In what is becoming a commonly-litigated issue in the United States, another state court has weighed in on whether an excess insurance carrier has an affirmative duty to initiate settlement talks in certain situations. The problem that frequently arises in this context involves an insured who has both a primary policy and an excess policy where the claim exceeds the limits of the primary policy. In certain catastrophic incidents, it is clear that the limits of the primary policy are insufficient, and the excess policy will be necessary to supplement payment of the claim. The question that often has been litigated is whether the excess insurance carrier must initiate settlement negotiations with the insured claimant. Frequently, the insurer will attempt to wait until it receives a settlement offer before initiating negotiations.
Results Vary Across the Country
Some states have found that an excess insurer has no affirmative obligation to initiate settlement negotiations regardless of the circumstances unless the policy specifically indicates the excess insurer is assuming such a duty. Courts in California, Illinois, Texas, New York, and Missouri have all ruled that their statutes do not impose an obligation on excess insurers to investigate claims or initiate settlements before being presented with some demand for settlement because the excess insurer is not a “primary insurer.” Oklahoma recently became another state to adopt this view. In these states, the excess insurer is not bound to investigate or initiate settlement talks until it has been notified of a loss; the primary insurance policy limits are likely to be exhausted; and a demand for payment of the excess policy limits is made.
Conversely, states like Louisiana, Wisconsin, Georgia, and New Jersey have all found that an excess insurer does have an obligation to settle a claim in good faith even if the excess insurer never receives a settlement demand.
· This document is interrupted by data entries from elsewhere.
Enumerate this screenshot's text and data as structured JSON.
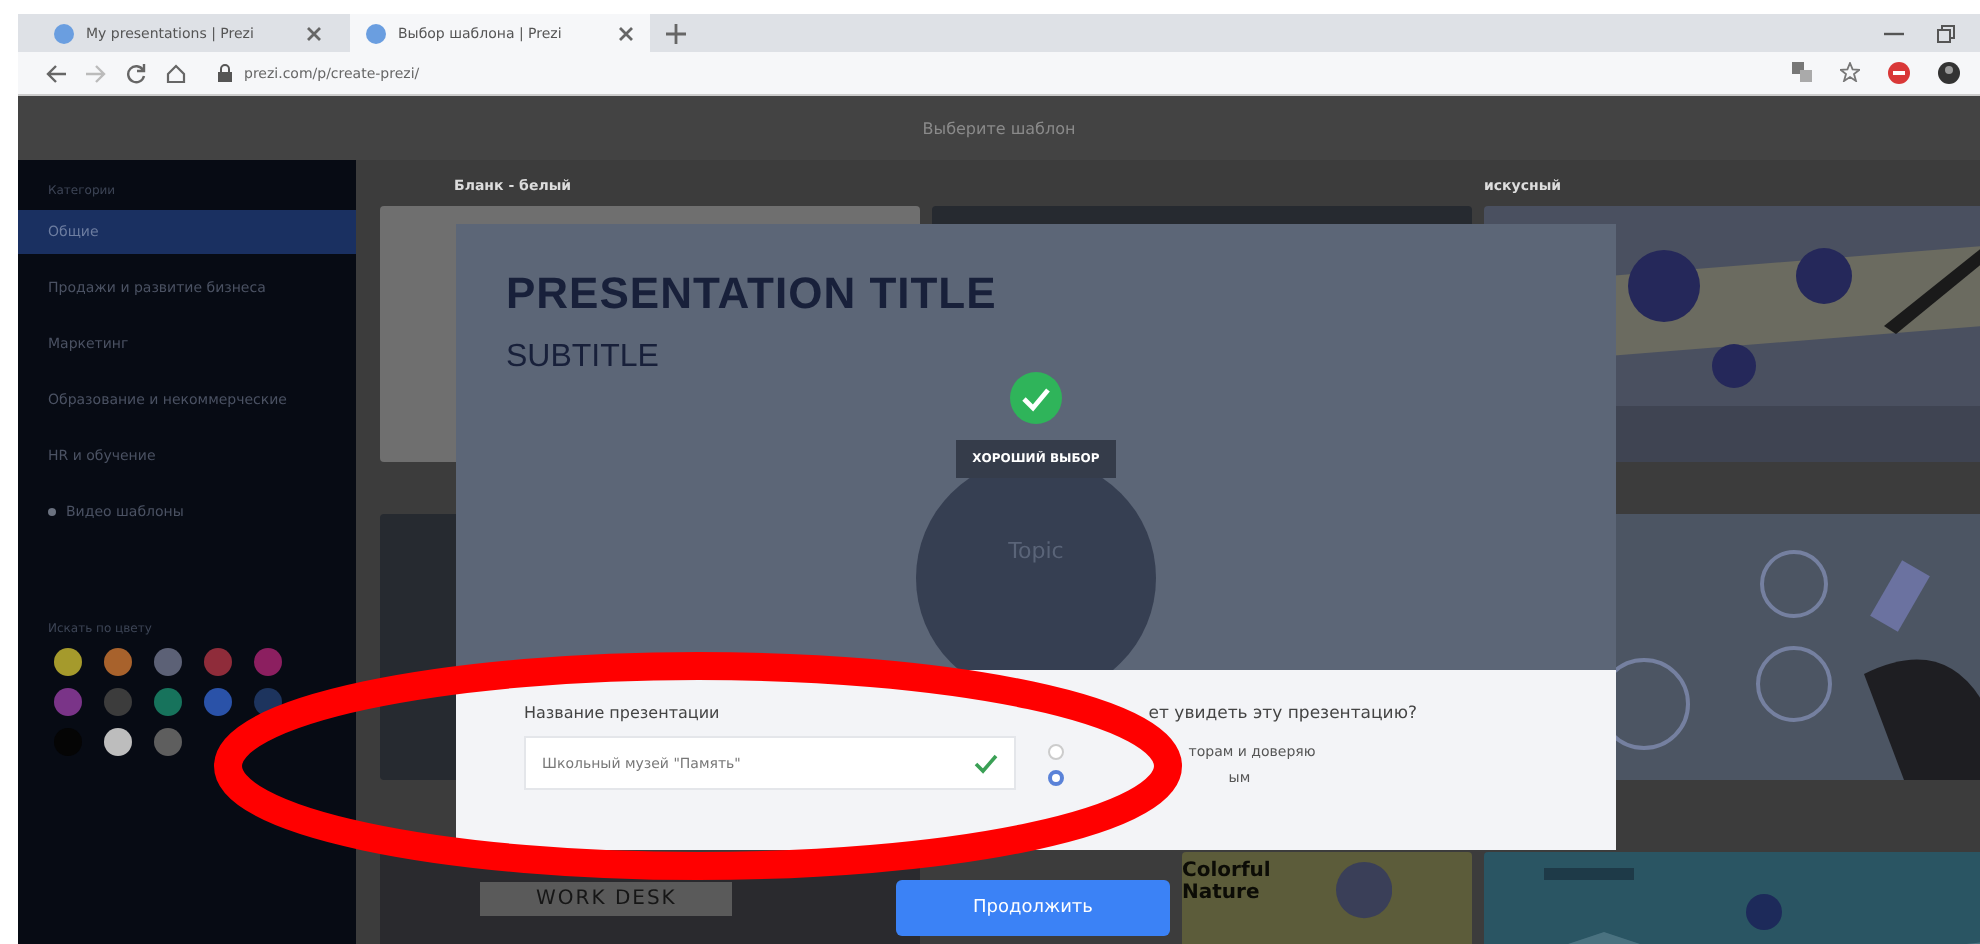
{
  "browser": {
    "tabs": [
      {
        "title": "My presentations | Prezi",
        "selected": false
      },
      {
        "title": "Выбор шаблона | Prezi",
        "selected": true
      }
    ],
    "url": "prezi.com/p/create-prezi/"
  },
  "header": {
    "title": "Выберите шаблон"
  },
  "sidebar": {
    "heading": "Категории",
    "items": [
      {
        "label": "Общие",
        "selected": true,
        "kind": "category"
      },
      {
        "label": "Продажи и развитие бизнеса",
        "selected": false,
        "kind": "category"
      },
      {
        "label": "Маркетинг",
        "selected": false,
        "kind": "category"
      },
      {
        "label": "Образование и некоммерческие",
        "selected": false,
        "kind": "category"
      },
      {
        "label": "HR и обучение",
        "selected": false,
        "kind": "category"
      },
      {
        "label": "Видео шаблоны",
        "selected": false,
        "kind": "video"
      }
    ],
    "color_filter": {
      "label": "Искать по цвету",
      "swatches": [
        {
          "color": "#a59a2c"
        },
        {
          "color": "#a8622c"
        },
        {
          "color": "#5c6176"
        },
        {
          "color": "#8f2c3a"
        },
        {
          "color": "#8c1f60"
        },
        {
          "color": "#7a3488"
        },
        {
          "color": "#3c3c3c"
        },
        {
          "color": "#17735c"
        },
        {
          "color": "#2a52a8"
        },
        {
          "color": "#1d345e"
        },
        {
          "color": "#050505"
        },
        {
          "color": "#bdbdbd"
        },
        {
          "color": "#5e5e5e"
        }
      ]
    }
  },
  "templates": [
    {
      "label": "Бланк - белый",
      "kind": "blank"
    },
    {
      "kind": "dark"
    },
    {
      "label": "искусный",
      "kind": "picture"
    },
    {
      "kind": "dark"
    },
    {
      "kind": "picture"
    },
    {
      "label": "WORK DESK",
      "kind": "desk"
    },
    {
      "label": "Colorful Nature",
      "kind": "nature"
    },
    {
      "kind": "picture"
    }
  ],
  "dialog": {
    "preview": {
      "title": "PRESENTATION TITLE",
      "subtitle": "SUBTITLE",
      "badge": "ХОРОШИЙ ВЫБОР",
      "topic": "Topic"
    },
    "name_label": "Название презентации",
    "name_value": "Школьный музей \"Память\"",
    "name_valid": true,
    "visibility_question": "ет увидеть эту презентацию?",
    "options": [
      {
        "label": "торам и доверяю",
        "selected": false
      },
      {
        "label": "ым",
        "selected": true
      }
    ],
    "continue_button": "Продолжить"
  }
}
These courts impose this obligation generally on the basis of the excess insurer’s duty to act in good faith and deal fairly with the insured and/or claimant. Under this view, once an excess carrier has reason to know of a loss and has reason to know the primary insurance company’s policy limits are likely to be exhausted without fully satisfying the claim, the excess insurer must initiate its own investigation and/or settlement negotiations even without a request.
How Would Florida Rule?
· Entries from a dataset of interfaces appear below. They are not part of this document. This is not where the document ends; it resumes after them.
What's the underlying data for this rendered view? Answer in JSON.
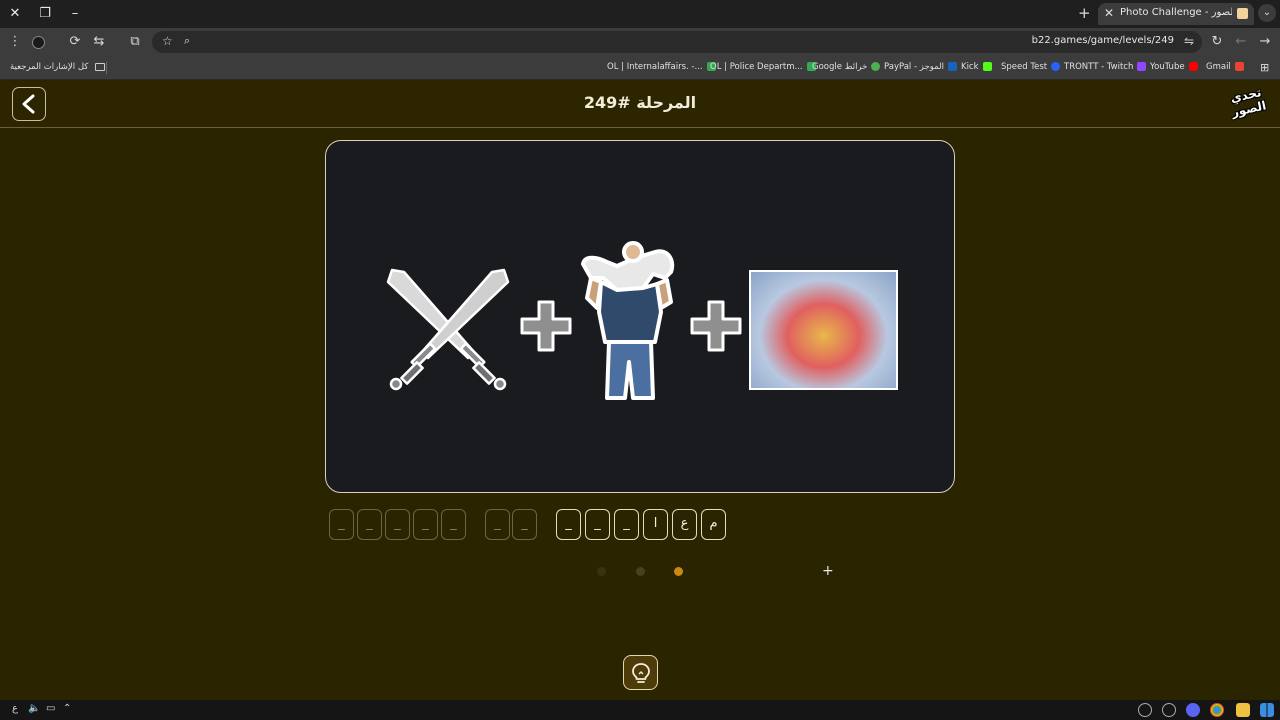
{
  "browser": {
    "tab_title": "Photo Challenge - تحدي الصور",
    "url": "b22.games/game/levels/249",
    "icons": [
      "close-icon",
      "restore-icon",
      "minimize-icon",
      "new-tab-icon",
      "tab-menu-icon",
      "menu-icon",
      "extension-icon",
      "screenshot-icon",
      "translate-icon",
      "bookmark-star-icon",
      "zoom-icon",
      "tune-icon",
      "reload-icon",
      "back-icon",
      "forward-icon"
    ]
  },
  "bookmarks": {
    "folder": "كل الإشارات المرجعية",
    "items": [
      {
        "label": "OL | Internalaffairs. -...",
        "color": "#34a853"
      },
      {
        "label": "OL | Police Departm...",
        "color": "#34a853"
      },
      {
        "label": "Google خرائط",
        "color": "#4caf50"
      },
      {
        "label": "PayPal - الموجز",
        "color": "#1565c0"
      },
      {
        "label": "Kick",
        "color": "#53fc18"
      },
      {
        "label": "Speed Test",
        "color": "#2962ff"
      },
      {
        "label": "TRONTT - Twitch",
        "color": "#9146ff"
      },
      {
        "label": "YouTube",
        "color": "#ff0000"
      },
      {
        "label": "Gmail",
        "color": "#ea4335"
      }
    ]
  },
  "game": {
    "level_title": "المرحلة #249",
    "logo_text": "تحدي الصور",
    "puzzle_images": [
      "crossed-swords-icon",
      "plus-icon",
      "father-carrying-child-image",
      "plus-icon",
      "intestines-image"
    ],
    "answer": {
      "word1": [
        "م",
        "ع",
        "ا",
        "_",
        "_",
        "_"
      ],
      "word2": [
        "_",
        "_"
      ],
      "word3": [
        "_",
        "_",
        "_",
        "_",
        "_"
      ]
    },
    "pagination": {
      "count": 3,
      "active": 2
    },
    "colors": {
      "background": "#2b2400",
      "card": "#1a1b1f",
      "active_dot": "#c98a13",
      "accent": "#e4d7a8"
    }
  },
  "taskbar": {
    "lang": "ع",
    "icons": [
      "volume-icon",
      "network-icon",
      "chevron-up-icon",
      "clock-icon",
      "screen-icon",
      "discord-icon",
      "chrome-icon",
      "folder-icon",
      "windows-icon"
    ]
  }
}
Florida courts have not yet had an opportunity to rule on this specific issue. If our state appellate courts did address the duty of excess insurers in this situation, it is likely that Florida courts would place an affirmative duty on excess insurers to initiate settlement talks. Some of the states that do not impose this affirmative duty have statutes that speak of a duty to investigate and initiate settlements that the “primary insurer” has placed upon them. Based on this express language, the courts of these states conclude that their legislatures did not intend to impose the same obligations on excess insurers. If they intended to do so according to this reasoning, the legislature could have easily said as much. Like states taking the alternative view, Florida’s bad faith statute does not speak in terms of “primary insurers” but only “insurers.” This leaves the door open for an argument to be made that an excess insurer has the same duties and obligations as a primary insurer to investigate and initiate negotiations.
You can reach Miami Insurance Claims Lawyer J.P. Gonzalez-Sirgo by dialing his direct number at (786) 272-5841, calling the main office at (305) 461-1095, or Toll Free at 1 (866) 71-CLAIM or email Attorney Gonzalez-Sirgo directly at [email protected].